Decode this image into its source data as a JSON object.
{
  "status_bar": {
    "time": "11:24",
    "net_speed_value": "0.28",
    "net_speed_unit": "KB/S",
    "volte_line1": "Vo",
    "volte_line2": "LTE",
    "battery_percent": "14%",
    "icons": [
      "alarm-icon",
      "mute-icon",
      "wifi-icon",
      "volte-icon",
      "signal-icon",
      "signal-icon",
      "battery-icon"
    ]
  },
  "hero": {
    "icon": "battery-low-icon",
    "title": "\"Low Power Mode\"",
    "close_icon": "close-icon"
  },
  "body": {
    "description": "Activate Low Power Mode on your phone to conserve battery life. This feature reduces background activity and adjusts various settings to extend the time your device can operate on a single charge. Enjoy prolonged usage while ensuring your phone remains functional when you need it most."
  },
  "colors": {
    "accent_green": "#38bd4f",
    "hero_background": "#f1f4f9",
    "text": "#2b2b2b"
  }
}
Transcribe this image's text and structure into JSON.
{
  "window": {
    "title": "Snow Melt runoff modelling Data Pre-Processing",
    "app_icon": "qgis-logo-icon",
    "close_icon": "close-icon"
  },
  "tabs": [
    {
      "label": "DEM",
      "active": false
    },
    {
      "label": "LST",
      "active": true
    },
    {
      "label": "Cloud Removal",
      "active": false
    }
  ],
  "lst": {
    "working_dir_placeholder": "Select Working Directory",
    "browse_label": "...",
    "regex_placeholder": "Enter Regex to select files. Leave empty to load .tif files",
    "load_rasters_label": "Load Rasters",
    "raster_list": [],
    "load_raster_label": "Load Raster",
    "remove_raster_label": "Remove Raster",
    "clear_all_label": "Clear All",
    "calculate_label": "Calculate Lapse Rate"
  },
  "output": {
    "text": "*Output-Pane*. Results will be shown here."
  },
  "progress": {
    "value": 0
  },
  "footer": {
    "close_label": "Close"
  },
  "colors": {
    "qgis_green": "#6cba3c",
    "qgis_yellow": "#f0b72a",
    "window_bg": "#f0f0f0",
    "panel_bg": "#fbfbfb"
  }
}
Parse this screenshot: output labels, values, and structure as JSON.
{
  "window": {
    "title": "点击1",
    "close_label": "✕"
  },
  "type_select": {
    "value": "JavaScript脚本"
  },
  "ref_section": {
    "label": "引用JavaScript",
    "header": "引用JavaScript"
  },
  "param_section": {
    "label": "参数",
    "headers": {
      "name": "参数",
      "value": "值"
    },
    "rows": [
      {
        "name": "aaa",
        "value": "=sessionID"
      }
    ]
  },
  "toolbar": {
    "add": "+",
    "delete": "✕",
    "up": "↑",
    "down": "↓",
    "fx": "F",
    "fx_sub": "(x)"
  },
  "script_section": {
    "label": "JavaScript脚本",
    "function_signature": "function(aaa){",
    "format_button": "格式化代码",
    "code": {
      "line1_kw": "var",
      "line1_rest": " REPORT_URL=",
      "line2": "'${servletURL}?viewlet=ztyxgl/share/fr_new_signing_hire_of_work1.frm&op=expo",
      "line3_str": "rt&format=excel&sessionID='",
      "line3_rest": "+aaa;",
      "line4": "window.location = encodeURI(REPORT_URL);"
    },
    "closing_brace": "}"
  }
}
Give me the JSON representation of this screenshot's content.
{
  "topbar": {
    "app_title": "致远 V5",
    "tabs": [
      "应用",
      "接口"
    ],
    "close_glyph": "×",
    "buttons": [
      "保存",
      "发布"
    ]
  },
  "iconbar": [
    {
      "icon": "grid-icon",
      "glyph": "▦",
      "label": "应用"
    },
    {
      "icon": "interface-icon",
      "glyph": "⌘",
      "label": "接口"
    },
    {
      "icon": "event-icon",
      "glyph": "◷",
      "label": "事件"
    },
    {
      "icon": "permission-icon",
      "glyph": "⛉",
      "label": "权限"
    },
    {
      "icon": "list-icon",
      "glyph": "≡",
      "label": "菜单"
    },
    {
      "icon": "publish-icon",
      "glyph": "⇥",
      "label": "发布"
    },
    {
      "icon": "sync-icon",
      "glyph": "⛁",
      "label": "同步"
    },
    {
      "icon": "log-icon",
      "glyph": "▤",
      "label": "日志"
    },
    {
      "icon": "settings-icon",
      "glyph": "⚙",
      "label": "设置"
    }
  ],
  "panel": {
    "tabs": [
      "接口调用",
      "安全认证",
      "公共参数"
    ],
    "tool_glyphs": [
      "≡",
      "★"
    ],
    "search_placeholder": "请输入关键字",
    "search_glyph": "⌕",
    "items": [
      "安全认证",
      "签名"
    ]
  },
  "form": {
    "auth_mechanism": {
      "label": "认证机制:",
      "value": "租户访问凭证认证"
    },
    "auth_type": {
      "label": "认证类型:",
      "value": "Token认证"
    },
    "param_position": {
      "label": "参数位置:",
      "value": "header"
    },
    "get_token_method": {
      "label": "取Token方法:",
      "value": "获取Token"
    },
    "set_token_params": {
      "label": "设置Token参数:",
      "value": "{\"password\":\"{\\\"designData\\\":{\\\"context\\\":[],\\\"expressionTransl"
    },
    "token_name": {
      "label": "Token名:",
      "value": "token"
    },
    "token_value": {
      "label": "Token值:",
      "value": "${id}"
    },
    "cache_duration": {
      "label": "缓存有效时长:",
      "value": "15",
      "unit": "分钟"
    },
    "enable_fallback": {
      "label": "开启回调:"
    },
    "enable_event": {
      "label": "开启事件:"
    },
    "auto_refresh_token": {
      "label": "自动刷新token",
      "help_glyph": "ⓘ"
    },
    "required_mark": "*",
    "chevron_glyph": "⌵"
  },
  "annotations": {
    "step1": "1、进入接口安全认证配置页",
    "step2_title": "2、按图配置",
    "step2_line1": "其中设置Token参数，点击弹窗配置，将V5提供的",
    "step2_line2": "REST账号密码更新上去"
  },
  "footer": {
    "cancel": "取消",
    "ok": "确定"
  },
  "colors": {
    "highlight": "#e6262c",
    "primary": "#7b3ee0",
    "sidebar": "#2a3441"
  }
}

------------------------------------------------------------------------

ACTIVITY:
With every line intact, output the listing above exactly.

RESPONSE TO THIS EXERCISE:
Decode this image into its source data as a JSON object.
{
  "status_bar": {
    "time": "11:24",
    "net_speed_value": "0.28",
    "net_speed_unit": "KB/S",
    "volte_line1": "Vo",
    "volte_line2": "LTE",
    "battery_percent": "14%",
    "icons": [
      "alarm-icon",
      "mute-icon",
      "wifi-icon",
      "volte-icon",
      "signal-icon",
      "signal-icon",
      "battery-icon"
    ]
  },
  "hero": {
    "icon": "battery-low-icon",
    "title": "\"Low Power Mode\"",
    "close_icon": "close-icon"
  },
  "body": {
    "description": "Activate Low Power Mode on your phone to conserve battery life. This feature reduces background activity and adjusts various settings to extend the time your device can operate on a single charge. Enjoy prolonged usage while ensuring your phone remains functional when you need it most."
  },
  "colors": {
    "accent_green": "#38bd4f",
    "hero_background": "#f1f4f9",
    "text": "#2b2b2b"
  }
}
Transcribe this image's text and structure into JSON.
{
  "window": {
    "title": "Snow Melt runoff modelling Data Pre-Processing",
    "app_icon": "qgis-logo-icon",
    "close_icon": "close-icon"
  },
  "tabs": [
    {
      "label": "DEM",
      "active": false
    },
    {
      "label": "LST",
      "active": true
    },
    {
      "label": "Cloud Removal",
      "active": false
    }
  ],
  "lst": {
    "working_dir_placeholder": "Select Working Directory",
    "browse_label": "...",
    "regex_placeholder": "Enter Regex to select files. Leave empty to load .tif files",
    "load_rasters_label": "Load Rasters",
    "raster_list": [],
    "load_raster_label": "Load Raster",
    "remove_raster_label": "Remove Raster",
    "clear_all_label": "Clear All",
    "calculate_label": "Calculate Lapse Rate"
  },
  "output": {
    "text": "*Output-Pane*. Results will be shown here."
  },
  "progress": {
    "value": 0
  },
  "footer": {
    "close_label": "Close"
  },
  "colors": {
    "qgis_green": "#6cba3c",
    "qgis_yellow": "#f0b72a",
    "window_bg": "#f0f0f0",
    "panel_bg": "#fbfbfb"
  }
}
Parse this screenshot: output labels, values, and structure as JSON.
{
  "window": {
    "title": "点击1",
    "close_label": "✕"
  },
  "type_select": {
    "value": "JavaScript脚本"
  },
  "ref_section": {
    "label": "引用JavaScript",
    "header": "引用JavaScript"
  },
  "param_section": {
    "label": "参数",
    "headers": {
      "name": "参数",
      "value": "值"
    },
    "rows": [
      {
        "name": "aaa",
        "value": "=sessionID"
      }
    ]
  },
  "toolbar": {
    "add": "+",
    "delete": "✕",
    "up": "↑",
    "down": "↓",
    "fx": "F",
    "fx_sub": "(x)"
  },
  "script_section": {
    "label": "JavaScript脚本",
    "function_signature": "function(aaa){",
    "format_button": "格式化代码",
    "code": {
      "line1_kw": "var",
      "line1_rest": " REPORT_URL=",
      "line2": "'${servletURL}?viewlet=ztyxgl/share/fr_new_signing_hire_of_work1.frm&op=expo",
      "line3_str": "rt&format=excel&sessionID='",
      "line3_rest": "+aaa;",
      "line4": "window.location = encodeURI(REPORT_URL);"
    },
    "closing_brace": "}"
  }
}
Give me the JSON representation of this screenshot's content.
{
  "topbar": {
    "app_title": "致远 V5",
    "tabs": [
      "应用",
      "接口"
    ],
    "close_glyph": "×",
    "buttons": [
      "保存",
      "发布"
    ]
  },
  "iconbar": [
    {
      "icon": "grid-icon",
      "glyph": "▦",
      "label": "应用"
    },
    {
      "icon": "interface-icon",
      "glyph": "⌘",
      "label": "接口"
    },
    {
      "icon": "event-icon",
      "glyph": "◷",
      "label": "事件"
    },
    {
      "icon": "permission-icon",
      "glyph": "⛉",
      "label": "权限"
    },
    {
      "icon": "list-icon",
      "glyph": "≡",
      "label": "菜单"
    },
    {
      "icon": "publish-icon",
      "glyph": "⇥",
      "label": "发布"
    },
    {
      "icon": "sync-icon",
      "glyph": "⛁",
      "label": "同步"
    },
    {
      "icon": "log-icon",
      "glyph": "▤",
      "label": "日志"
    },
    {
      "icon": "settings-icon",
      "glyph": "⚙",
      "label": "设置"
    }
  ],
  "panel": {
    "tabs": [
      "接口调用",
      "安全认证",
      "公共参数"
    ],
    "tool_glyphs": [
      "≡",
      "★"
    ],
    "search_placeholder": "请输入关键字",
    "search_glyph": "⌕",
    "items": [
      "安全认证",
      "签名"
    ]
  },
  "form": {
    "auth_mechanism": {
      "label": "认证机制:",
      "value": "租户访问凭证认证"
    },
    "auth_type": {
      "label": "认证类型:",
      "value": "Token认证"
    },
    "param_position": {
      "label": "参数位置:",
      "value": "header"
    },
    "get_token_method": {
      "label": "取Token方法:",
      "value": "获取Token"
    },
    "set_token_params": {
      "label": "设置Token参数:",
      "value": "{\"password\":\"{\\\"designData\\\":{\\\"context\\\":[],\\\"expressionTransl"
    },
    "token_name": {
      "label": "Token名:",
      "value": "token"
    },
    "token_value": {
      "label": "Token值:",
      "value": "${id}"
    },
    "cache_duration": {
      "label": "缓存有效时长:",
      "value": "15",
      "unit": "分钟"
    },
    "enable_fallback": {
      "label": "开启回调:"
    },
    "enable_event": {
      "label": "开启事件:"
    },
    "auto_refresh_token": {
      "label": "自动刷新token",
      "help_glyph": "ⓘ"
    },
    "required_mark": "*",
    "chevron_glyph": "⌵"
  },
  "annotations": {
    "step1": "1、进入接口安全认证配置页",
    "step2_title": "2、按图配置",
    "step2_line1": "其中设置Token参数，点击弹窗配置，将V5提供的",
    "step2_line2": "REST账号密码更新上去"
  },
  "footer": {
    "cancel": "取消",
    "ok": "确定"
  },
  "colors": {
    "highlight": "#e6262c",
    "primary": "#7b3ee0",
    "sidebar": "#2a3441"
  }
}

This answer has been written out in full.